At the end of the episode Rochefort showed his true colours and pretty much attacked the queen and proclaimed his love for her then when she fought back and stabbed him in the eye he then decided that he would proclaim himself the victim and her the aggressor as he told her that he controls the guards and is also the one person that the King seems to trust at the moment so you can imagine that the queen is not best pleased about this as he also seems to have worked out that the Dauphin is not the king’s son as well which he is certainly going to use to his own advantage.
So far what Rochefort wants Rochefort seems to get so at the end of this episode it really is looking good for the queen as Rochefort will work out a way to make this her fault and not his, and the King will likely believe Rochefort over his own wife as Rochefort has got him believing that everyone apart from Rochefort is seeking to topple him from power, and the King is buying it hook, line and sinker.
The last two episodes should be interesting as see how far Rochefort will go to get what he wants, which is probably all the way given his previous form.

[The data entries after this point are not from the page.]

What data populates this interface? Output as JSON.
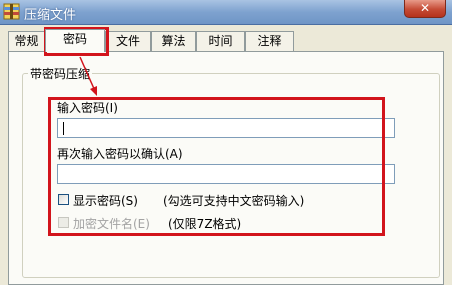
{
  "window": {
    "title": "压缩文件",
    "close_symbol": "✕"
  },
  "tabs": [
    {
      "label": "常规"
    },
    {
      "label": "密码"
    },
    {
      "label": "文件"
    },
    {
      "label": "算法"
    },
    {
      "label": "时间"
    },
    {
      "label": "注释"
    }
  ],
  "password": {
    "group_label": "带密码压缩",
    "enter_label": "输入密码(I)",
    "enter_value": "",
    "confirm_label": "再次输入密码以确认(A)",
    "confirm_value": "",
    "show_password_label": "显示密码(S)",
    "show_password_checked": false,
    "hint": "(勾选可支持中文密码输入)",
    "encrypt_names_label": "加密文件名(E)",
    "encrypt_names_checked": false,
    "encrypt_names_note": "(仅限7Z格式)"
  },
  "colors": {
    "annotation": "#d2141c"
  }
}
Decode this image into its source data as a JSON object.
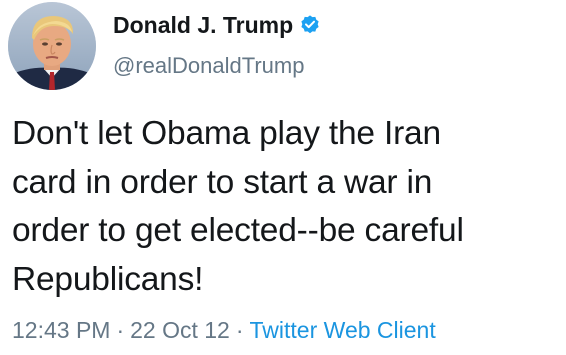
{
  "tweet": {
    "display_name": "Donald J. Trump",
    "handle": "@realDonaldTrump",
    "verified": true,
    "text": "Don't let Obama play the Iran\ncard in order to start a war in\norder to get elected--be careful\nRepublicans!",
    "time": "12:43 PM",
    "date": "22 Oct 12",
    "client": "Twitter Web Client",
    "separator": "·"
  },
  "colors": {
    "text": "#14171a",
    "secondary": "#657786",
    "link": "#1b95e0",
    "verified_badge": "#1da1f2"
  },
  "icons": {
    "avatar": "profile-photo",
    "verified": "verified-badge-icon"
  }
}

In this episode the King’s cousin Princess Louisa was sent to Paris to get a gift from the King for her forthcoming marriage to Swedish royalty, to broker a treaty between the two nations. Just before they reached Paris the convoy was attacked but the Princess and some of her men were saved by the Musketeers and were then given protection when in Paris itself.
The next day the Archbishop is killed in an attack that was assumed to be meant for the Princess. Not long after Treville is sent for the King’s gift for the princess and ends up being shot in the back and almost killed.
The person who shoots him is none other than the one the princess’s men and this is spied by Milady after she is escorted from the palace and out of luck which is just manna for her as she knows exactly how to use this piece of information which she knows very few other people would know about.
Treville recovers but it is a bit of touch-and-go for a while and there is some rather gruesome seventeenth century surgery shown which is not for the fainthearted.
Athos goes to find out what the gift was and discovers that it is a portrait of the Princess Louisa and that the artist was murdered.
When they find the original sketches they realise that the person that they assumed was the princess was not who she claimed to be at all and then it was a race to find her and stop her from completing her plans.
This episode was a bit of a romp when compared to last week’s rather tense episode and was a lot of fun to watch. The fake Princess Louisa was very convincing throughout the episode, and it did seem a bit of a shock when her true self was revealed but when you realise that very few people knew what she actually looked like it did seem rather easy for the perpetrators to get as far as they did.
Do you carry a book around with you? Inside the house? Whenever you go out?
Always, everywhere, itâ€™s practically glued to your fingers?
(And yes, digital books very much DO count as long as youâ€™re spending time
reading on your Kindle or iPad and not just loading them with books that you
never actually read.)
I always have a book in the house, the one that I am currently reading, and will take into any room that I might happen to be in at the time.
Sometimes I carry a book around with me when I am going to work so that I can read on the way to and back from work.